RDFZ, Part 2: Teaching Observations

In my last post, I started talking about my visit to RDFZ, China’s top high school. In this post, I’ll talk about some of the classroom observations I did while I was there.

My second morning at RDFZ, I was invited to observe Mr. Zhang’s Grade 11 class at 8am followed by Mr. Wu’s Grade 10 class at 8:50am. It appears that 40 minutes is the standard class length.


Mr. ZHANG (48 students)

Mr Zhang

I was not told what the material for this lesson was ahead of time. Actually, I may have been told, but in Chinese. Either way, I didn’t know what I was in for.

The lesson started rather slowly. (He was using the second chalkboard from the left in the photo above.) He started with a square, and then a rectangle, and then a parallelogram, and then a trapezoid. It hardly felt like 11th grade material. I figured out based on the dissections he was drawing that they were talking about area. He then drew a circle, sliced it up, and rearranged the slices into a pseudorectangle to derive the familiar $A=\pi r^2$ area formula. That is good mathematics, but I wasn’t excited yet. Until the next bit: he took that same sliced up circle, approximated each with an isosceles triangle, and found the approximation $$A\approx \dfrac{1}{2}\sin\left(\dfrac{2\pi}{n}\right)\cdot r^2\cdot n.$$ Noting that the triangles approximated the slices better as $n\to\infty$, he reasoned that $$A=\lim_{n\to\infty} \dfrac{1}{2}\sin\left(\dfrac{2\pi}{n}\right)\cdot r^2\cdot n.$$ He gave them some time to work out the limit on their own, and sure enough, they used the fact that $\lim_{x\to 0} \dfrac{\sin(x)}{x}=1$ to find that, once again, the area of a circle is $\pi r^2$.

That last bit impressed me for a number of reasons. First, I had never seen that derivation before. I’m sure that the reason is because by the time I learned how to compute the limit of $\sin(x)/x$, the area formula for a circle was child’s play. (Not that it wasn’t for the RDFZ students, though.) But it did give me a new idea how to approach that ad-hoc limit with my calculus students. Second, when he asked his students to work the formula out, they just…did it. There was no questioning or whining or even pausing. They just got right to work and did it. How did he manage such wizardry?

Mr. Zhang then proceeded to the main idea of the lesson, computing integrals as limits of Riemann sums.

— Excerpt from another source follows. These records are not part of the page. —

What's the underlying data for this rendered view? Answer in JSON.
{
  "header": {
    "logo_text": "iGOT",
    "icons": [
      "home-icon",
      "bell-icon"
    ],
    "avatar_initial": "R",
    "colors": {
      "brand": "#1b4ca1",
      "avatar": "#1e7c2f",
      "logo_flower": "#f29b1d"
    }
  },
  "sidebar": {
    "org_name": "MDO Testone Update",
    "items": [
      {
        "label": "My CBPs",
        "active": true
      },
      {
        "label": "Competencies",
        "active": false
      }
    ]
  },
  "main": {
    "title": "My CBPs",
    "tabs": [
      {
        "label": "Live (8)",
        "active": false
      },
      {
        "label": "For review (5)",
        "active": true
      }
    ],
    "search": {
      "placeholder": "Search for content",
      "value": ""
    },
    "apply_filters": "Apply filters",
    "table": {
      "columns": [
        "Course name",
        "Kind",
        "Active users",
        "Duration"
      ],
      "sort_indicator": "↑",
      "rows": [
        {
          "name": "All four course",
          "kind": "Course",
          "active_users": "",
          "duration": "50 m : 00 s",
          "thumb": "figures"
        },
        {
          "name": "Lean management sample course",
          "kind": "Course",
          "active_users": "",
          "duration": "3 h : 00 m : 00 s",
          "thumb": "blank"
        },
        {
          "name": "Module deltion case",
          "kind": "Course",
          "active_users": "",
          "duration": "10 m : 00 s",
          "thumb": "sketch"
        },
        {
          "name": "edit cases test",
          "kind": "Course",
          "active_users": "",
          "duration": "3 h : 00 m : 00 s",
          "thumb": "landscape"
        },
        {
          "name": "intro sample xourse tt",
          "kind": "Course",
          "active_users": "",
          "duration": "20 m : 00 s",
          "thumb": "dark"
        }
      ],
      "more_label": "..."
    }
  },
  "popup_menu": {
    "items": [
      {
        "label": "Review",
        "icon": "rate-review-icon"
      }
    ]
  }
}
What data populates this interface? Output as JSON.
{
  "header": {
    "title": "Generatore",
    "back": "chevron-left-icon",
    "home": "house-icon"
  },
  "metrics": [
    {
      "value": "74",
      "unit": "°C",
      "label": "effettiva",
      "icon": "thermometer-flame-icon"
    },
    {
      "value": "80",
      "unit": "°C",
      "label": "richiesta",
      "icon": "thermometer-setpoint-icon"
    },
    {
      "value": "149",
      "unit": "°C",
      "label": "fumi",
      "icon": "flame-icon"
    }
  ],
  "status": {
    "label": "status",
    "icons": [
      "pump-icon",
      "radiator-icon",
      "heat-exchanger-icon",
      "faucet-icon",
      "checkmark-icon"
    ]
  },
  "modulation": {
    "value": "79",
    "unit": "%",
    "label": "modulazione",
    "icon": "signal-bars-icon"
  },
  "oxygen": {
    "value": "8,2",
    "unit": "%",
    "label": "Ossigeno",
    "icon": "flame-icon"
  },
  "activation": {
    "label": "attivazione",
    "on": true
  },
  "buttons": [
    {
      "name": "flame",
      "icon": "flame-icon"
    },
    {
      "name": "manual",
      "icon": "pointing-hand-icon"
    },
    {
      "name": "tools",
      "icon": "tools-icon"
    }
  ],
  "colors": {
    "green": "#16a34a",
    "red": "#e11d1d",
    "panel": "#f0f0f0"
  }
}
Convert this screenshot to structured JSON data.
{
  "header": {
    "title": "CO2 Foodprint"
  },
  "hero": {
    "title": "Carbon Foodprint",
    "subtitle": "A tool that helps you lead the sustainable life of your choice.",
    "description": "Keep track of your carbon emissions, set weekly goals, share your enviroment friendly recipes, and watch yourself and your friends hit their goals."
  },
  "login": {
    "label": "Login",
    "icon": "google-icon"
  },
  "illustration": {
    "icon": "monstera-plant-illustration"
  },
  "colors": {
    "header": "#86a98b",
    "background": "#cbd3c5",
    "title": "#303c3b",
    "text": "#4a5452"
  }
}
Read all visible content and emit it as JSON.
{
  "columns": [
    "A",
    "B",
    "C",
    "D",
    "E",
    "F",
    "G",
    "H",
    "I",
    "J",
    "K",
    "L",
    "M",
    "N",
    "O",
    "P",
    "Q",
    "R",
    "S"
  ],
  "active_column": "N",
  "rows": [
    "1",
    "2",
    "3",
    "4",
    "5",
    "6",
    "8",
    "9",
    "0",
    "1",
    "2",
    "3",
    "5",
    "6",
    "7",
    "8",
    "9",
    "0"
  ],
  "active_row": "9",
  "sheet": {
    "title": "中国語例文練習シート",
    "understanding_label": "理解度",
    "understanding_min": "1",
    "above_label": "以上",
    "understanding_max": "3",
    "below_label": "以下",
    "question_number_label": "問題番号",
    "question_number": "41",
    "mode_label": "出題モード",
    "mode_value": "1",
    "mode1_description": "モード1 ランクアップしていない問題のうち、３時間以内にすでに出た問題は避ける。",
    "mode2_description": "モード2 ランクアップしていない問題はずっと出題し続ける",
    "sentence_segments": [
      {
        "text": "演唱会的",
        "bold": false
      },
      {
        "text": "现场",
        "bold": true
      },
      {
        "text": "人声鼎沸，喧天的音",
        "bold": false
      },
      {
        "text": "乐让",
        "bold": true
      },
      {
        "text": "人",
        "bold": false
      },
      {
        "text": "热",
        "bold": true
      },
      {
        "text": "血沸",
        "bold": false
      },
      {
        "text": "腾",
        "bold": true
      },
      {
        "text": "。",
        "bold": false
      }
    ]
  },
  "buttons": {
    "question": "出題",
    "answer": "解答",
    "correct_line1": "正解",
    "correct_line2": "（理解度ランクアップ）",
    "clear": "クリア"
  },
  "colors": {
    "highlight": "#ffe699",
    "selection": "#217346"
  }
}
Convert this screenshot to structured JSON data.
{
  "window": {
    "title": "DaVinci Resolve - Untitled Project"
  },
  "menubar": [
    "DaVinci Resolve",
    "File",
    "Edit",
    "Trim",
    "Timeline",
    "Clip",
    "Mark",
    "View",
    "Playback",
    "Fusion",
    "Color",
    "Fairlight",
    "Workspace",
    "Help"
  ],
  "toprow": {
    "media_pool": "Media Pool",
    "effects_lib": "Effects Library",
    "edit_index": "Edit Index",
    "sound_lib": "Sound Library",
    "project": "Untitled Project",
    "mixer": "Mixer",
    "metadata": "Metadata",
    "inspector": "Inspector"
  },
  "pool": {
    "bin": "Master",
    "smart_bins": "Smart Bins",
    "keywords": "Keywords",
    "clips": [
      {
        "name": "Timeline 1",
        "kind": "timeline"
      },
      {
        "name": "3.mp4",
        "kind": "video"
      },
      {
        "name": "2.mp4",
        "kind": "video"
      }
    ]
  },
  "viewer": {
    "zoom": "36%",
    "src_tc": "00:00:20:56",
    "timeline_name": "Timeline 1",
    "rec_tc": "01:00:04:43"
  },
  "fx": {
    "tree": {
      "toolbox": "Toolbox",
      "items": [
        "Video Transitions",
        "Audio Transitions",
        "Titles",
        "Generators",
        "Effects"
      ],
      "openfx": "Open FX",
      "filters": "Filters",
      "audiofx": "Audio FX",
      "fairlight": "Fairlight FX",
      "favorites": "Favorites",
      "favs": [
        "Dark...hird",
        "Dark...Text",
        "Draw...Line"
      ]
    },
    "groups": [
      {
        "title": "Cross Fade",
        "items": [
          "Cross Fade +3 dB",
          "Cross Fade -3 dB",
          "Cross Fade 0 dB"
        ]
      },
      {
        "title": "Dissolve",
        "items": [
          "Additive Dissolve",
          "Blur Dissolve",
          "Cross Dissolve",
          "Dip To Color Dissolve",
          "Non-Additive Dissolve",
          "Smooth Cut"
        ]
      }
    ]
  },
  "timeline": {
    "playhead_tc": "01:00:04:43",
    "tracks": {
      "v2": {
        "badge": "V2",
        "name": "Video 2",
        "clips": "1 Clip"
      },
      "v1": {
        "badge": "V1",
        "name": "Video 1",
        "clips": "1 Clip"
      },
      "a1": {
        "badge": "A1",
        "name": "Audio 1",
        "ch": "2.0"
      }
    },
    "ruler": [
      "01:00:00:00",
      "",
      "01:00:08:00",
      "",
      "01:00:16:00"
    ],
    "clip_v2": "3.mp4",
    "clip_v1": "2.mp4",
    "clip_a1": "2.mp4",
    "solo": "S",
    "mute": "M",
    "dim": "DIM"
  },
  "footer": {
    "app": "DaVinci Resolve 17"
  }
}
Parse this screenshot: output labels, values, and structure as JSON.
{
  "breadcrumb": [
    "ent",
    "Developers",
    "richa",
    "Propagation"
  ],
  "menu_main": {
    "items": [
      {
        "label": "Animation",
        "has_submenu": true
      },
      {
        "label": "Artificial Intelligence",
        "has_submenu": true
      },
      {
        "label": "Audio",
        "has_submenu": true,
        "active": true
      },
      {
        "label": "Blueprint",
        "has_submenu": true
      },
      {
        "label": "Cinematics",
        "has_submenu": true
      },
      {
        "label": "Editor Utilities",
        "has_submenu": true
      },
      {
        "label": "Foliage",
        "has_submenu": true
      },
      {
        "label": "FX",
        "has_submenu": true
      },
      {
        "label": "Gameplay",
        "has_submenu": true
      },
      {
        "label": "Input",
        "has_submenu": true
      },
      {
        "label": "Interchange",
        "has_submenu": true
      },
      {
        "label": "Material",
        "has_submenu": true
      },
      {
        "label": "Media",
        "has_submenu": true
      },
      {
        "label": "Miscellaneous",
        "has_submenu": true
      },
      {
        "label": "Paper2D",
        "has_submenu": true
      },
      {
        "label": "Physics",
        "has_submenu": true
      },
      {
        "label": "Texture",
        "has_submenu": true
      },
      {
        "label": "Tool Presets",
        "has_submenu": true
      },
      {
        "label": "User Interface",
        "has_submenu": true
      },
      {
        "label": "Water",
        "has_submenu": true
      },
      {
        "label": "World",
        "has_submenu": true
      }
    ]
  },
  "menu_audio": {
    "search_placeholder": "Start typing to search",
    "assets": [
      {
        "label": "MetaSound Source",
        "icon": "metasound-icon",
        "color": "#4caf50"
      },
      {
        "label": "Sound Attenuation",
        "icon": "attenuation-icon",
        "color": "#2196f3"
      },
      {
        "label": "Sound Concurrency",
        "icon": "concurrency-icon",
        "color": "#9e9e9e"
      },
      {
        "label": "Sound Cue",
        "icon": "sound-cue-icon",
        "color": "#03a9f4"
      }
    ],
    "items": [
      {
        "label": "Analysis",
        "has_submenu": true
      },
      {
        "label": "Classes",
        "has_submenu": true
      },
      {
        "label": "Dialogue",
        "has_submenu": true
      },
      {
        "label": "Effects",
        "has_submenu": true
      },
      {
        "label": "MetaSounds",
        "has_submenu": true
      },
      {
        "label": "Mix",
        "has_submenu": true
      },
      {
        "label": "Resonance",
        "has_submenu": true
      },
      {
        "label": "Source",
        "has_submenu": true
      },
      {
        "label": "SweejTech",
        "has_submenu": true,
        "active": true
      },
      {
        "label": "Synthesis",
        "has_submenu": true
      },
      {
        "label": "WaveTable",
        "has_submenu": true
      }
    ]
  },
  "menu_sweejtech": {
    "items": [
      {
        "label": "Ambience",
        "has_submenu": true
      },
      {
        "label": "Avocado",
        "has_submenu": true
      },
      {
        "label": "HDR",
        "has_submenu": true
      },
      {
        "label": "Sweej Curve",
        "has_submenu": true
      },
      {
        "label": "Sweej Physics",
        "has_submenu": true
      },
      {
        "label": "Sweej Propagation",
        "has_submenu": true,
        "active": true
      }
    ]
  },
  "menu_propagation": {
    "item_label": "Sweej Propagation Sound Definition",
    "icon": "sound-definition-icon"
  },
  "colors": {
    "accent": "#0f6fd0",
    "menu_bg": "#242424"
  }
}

He worked an example of computing the area of the triangle with vertices $(0,0)$, $(1,0)$, and $(1,1)$ (with a right-hand equipartition, in calculus parlance), getting the expected value of $\dfrac{1}{2}$. After defining $\int_a^b f(x)\,dx$, he stated that this integral was a limit of Riemann sums, and then used that idea to compute $\int_0^1 x^2\,dx=\dfrac{1}{3}$. His students applauded! With the few minutes he had before class ended, he mentioned left-hand sums and how they could be used to “squeeze” out the value of the limit, and then said something quickly about trapezoidal sums before the bell rang.


Mr. WU (40 students)

Mr Wu

I was shepherded into Mr. Wu’s classroom, arriving before the teacher himself. His students were washing the board for him. When class started, the students stood and bowed to the teacher.

I was lucky that Mr. Zhang’s class had used so many familiar pictures so that I could follow along. My luck ran out in Mr. Wu’s class. I had a hard time making out much of anything. It was clear that the subject was sequences and series. From what I could tell, he gave the students various explicit and recursive formulas and asked them qualitative questions about the sequences they described. There was very little calculation happening, and very few symbols for me to use for context. Mr. Wu later told me that his students were at the end of a unit and they were reviewing for an exam, which is the main reason for the heavy emphasis on concepts as opposed to computation.

I was proud of myself, though: I managed to figure out that “$n$ ja yi” meant “$n+1$”, which increased my Chinese vocabulary at the time by about $40\%$.


The language gap was too big a barrier for me to understand most of the pedagogical decisions, but I did find the questioning techniques intriguing. In China, being called on in class is a process. The question is posed, the student is selected (cold, no hands raised), and then he stands and answers without delay. Before the student can return to his seat, the teacher will ask him 2 or 3 more follow-up questions. During a 40 minute class, nearly 10 students were called into a mini-conference with the teacher.

In my classes, I make sure to call on every student every session, but it is rare for me to make a conversation out of it, especially in front of the rest of the class. The Chinese teachers sacrifice having every student getting involved each lesson in order to leave time for more meaningful discussions. I am told that a considerable amount of educational research in China goes into the use of these dialogues for feedback. Once again, I am left wondering whether this is another calculated tradeoff, like the class size vs. teacher time I mentioned in my last post, that is worth thinking more about.